## [Your task]
This exercise calls for every line of the data below with the string "icon" in it.

****************

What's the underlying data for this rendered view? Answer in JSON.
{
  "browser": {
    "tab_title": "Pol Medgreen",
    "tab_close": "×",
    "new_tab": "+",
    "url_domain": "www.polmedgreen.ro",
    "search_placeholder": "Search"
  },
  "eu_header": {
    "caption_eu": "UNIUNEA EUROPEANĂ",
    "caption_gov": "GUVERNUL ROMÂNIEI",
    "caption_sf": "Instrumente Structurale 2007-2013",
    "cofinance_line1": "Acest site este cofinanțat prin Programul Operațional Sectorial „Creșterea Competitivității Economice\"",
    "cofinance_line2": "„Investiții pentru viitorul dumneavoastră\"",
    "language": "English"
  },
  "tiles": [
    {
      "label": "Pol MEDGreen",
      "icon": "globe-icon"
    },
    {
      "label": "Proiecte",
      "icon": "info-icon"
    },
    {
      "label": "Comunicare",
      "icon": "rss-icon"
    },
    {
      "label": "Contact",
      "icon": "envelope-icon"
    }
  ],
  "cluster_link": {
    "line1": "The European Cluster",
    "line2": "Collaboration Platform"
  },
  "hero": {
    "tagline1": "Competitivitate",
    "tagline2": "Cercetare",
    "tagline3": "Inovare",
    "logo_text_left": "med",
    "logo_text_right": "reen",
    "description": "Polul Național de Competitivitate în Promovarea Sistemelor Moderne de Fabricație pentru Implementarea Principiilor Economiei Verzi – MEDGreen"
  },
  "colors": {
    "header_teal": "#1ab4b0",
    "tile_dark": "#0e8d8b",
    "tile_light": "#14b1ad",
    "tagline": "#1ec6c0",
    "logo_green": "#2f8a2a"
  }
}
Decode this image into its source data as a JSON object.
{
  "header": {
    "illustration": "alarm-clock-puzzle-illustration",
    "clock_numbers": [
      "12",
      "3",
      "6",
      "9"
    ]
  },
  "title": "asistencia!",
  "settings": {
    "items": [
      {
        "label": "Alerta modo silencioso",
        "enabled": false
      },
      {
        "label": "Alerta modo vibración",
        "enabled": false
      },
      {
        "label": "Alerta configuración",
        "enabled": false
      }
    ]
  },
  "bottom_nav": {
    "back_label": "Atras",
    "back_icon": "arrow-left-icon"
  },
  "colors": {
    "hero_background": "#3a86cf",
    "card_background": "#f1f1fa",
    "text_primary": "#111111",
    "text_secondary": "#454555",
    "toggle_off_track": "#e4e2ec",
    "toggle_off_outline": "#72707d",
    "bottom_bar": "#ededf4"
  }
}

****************

## [Solved exercise]
      "icon": "globe-icon"
      "icon": "info-icon"
      "icon": "rss-icon"
      "icon": "envelope-icon"
    "back_icon": "arrow-left-icon"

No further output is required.